The world we live in now is technologically advanced. However, a danger arises with technology. As a result, it becomes necessary to comprehend the fundamentals of cyber security. It is much more essential for kids because the threat facing their technical abilities is growing daily. Data theft, financial fraud, phishing, and other cybercrimes are now widespread. The demand for cybersecurity has surged as a result.
What is Cybersecurity?
Let’s take a moment to assimilate some fundamental knowledge regarding cyber security before moving on to the main topic of this article. Data protection has become the cornerstone of our existence, and cybersecurity is the technological process through which gadgets and websites of the utmost significance implement cybersecurity safeguards. The CIA trinity, which stands for Confidentiality, Integrity, and Availability, is one of the greatest ways to comprehend the subtleties of cybersecurity. When we discuss secrecy, we mean the condition in which only a particular user group is permitted access to the information. Usually, groups and institutions like the Indian defence forces and others will apply this. This particular set of persons has the authority to change, update, or remove the material at hand thanks to integrity. Accessibility suggests that the system, database framework, etc., should be created in a way that makes them easily accessible. Cybersecurity is crucial if students are to use technology safely and avoid sensitive information from being accessed by uninvited parties.
Common types of cyberattacks:
Each cyberattack is motivated. It could be motivated by money or by a desire for vengeance. A cyberattack may occasionally be concealed as a military technique, while other times it may be more of a political ploy. Cyberattacks may often be very expensive. Therefore, it is crucial to include the types of assaults and the ways they approach your system as one of the technical skills for pupils.
Distributed denial of service, also known as DDoS, man in the middle, email assaults, password attacks, and malware attacks are the main five types of attacks. Let’s get a thorough understanding of each of them.
1. DDoS, or distributed denial of service

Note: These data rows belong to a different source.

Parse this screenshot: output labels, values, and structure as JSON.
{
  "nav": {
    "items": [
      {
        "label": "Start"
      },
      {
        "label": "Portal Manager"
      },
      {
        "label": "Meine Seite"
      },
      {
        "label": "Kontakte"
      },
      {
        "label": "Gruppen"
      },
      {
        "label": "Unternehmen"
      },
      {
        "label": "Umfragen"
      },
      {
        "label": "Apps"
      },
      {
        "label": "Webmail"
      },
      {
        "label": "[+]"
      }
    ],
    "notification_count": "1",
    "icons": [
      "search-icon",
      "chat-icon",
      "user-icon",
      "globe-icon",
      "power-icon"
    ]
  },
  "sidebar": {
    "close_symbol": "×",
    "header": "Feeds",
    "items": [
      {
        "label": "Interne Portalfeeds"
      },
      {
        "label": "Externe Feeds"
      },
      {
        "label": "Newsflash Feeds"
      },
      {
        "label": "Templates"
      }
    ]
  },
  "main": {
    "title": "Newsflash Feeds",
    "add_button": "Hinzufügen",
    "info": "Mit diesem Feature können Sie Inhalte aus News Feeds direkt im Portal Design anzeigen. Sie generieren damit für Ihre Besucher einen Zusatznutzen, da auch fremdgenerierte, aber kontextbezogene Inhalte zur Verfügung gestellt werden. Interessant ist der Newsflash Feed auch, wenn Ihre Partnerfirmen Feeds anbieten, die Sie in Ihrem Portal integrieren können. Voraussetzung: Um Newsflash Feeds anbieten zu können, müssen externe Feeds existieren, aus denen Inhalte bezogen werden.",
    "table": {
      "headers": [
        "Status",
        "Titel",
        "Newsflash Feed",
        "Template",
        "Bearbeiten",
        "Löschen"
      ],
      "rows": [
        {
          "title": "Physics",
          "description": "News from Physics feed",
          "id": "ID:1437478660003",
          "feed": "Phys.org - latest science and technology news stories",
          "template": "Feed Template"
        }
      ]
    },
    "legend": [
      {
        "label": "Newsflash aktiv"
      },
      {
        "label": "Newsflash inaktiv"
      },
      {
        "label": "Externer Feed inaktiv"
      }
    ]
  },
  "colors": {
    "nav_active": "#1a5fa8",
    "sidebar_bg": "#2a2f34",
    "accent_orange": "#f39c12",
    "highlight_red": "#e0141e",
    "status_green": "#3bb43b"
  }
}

Having trouble accessing a website Internet usage? Well, occasionally, internet traffic is generated artificially. A website has a botnet controller that manages every bot that is connected to it. The hacker commands all the bots in the botnet to assault a server or website so that it is swamped with traffic. The hacker considers himself successful as soon as you can’t access a website. This is a distributed denial of service, or DDoS, cyberattack.
2. Man in the Middle
Let’s say you want to make an online payment, so you connect to your bank and complete the transaction. The CVV and payment card information must now be entered in order to complete the purchase. The hacker can impersonate you and see your transaction at that same moment. Your personal information will become available to the hacker as soon as you enter it. This can be referred to as the “man in the middle” and opens the door for financial fraud.
3. Password attack
To break a password, one uses a password assault. Five different types of password attacks exist:
Remember the log table you used in school for calculations involving physics or chemistry? In that they display pre-generated hash values that can be used to decipher passwords, rainbow tables are comparable to log tables in this regard.
A keylogger is a device that records keystrokes made on a keyboard. Using a keylogger, your account information and password can be simply retrieved.
- Dictionary attack: Using this technique, every password is input after being run through a dictionary.
- Brute force – There is no minimum required to login to a profile or start a transaction in this case. It takes a lot of time because you have to try entering every password in this trial-and-error manner.
- Shoulder surfing – is a common practise at cybercafés and other public areas when the hacker peers over your shoulder to your keyboard to see your passwords and account information.
4. Email assault
Three categories can be used to categorise email attacks:
- Phishing: The attacker often sends email as the bait. It incites people to divulge their information. A customer of ABC bank would likely click the link and provide the information. Banks do not send emails like this; these are always phishing scams.
- Spoofing: The attacker sends you an email that claims to be from a respectable company or person while actually coming from another person or organisation. Always ensure that the person sending the email is who he claims to be by asking him one more time.
- Attachments to emails: In this type of attack, the hacker sends you an email with a file attached. Your entire system is compromised the moment you download these attachments.
5. Malware Attack
Malicious software or programmes that damage or impair computers are known as malware. They come in three varieties: Trojan horses, worms, and viruses. They enter your system through documents, online downloads, unsecured network connections, email attachments, and malicious advertisements. They can also enter through removable media like a pendrive or CD.
Make sure you don’t click on any suspicious links or download any dubious attachments or advertisements to protect your system from cyberattacks. Additionally, you can activate the Windows Defense Firewall to shield your system from potential threats and viruses. Nowadays, most users choose antivirus programmes that assist in spotting threats as soon as they attempt to enter the system. The next time you browse the internet, use cautious. So, that’s all the fundamental knowledge a student has to be aware of about cyber security.
No matter how advanced your child is on the internet, it is your responsibility to make their online presence as safe as possible. Having a sit-down mundane talk will not be very effective, hence it’s recommended to adopt a more fun approach that’s appealing to children. If you try to speak in their language, they are more likely to listen and pay attention.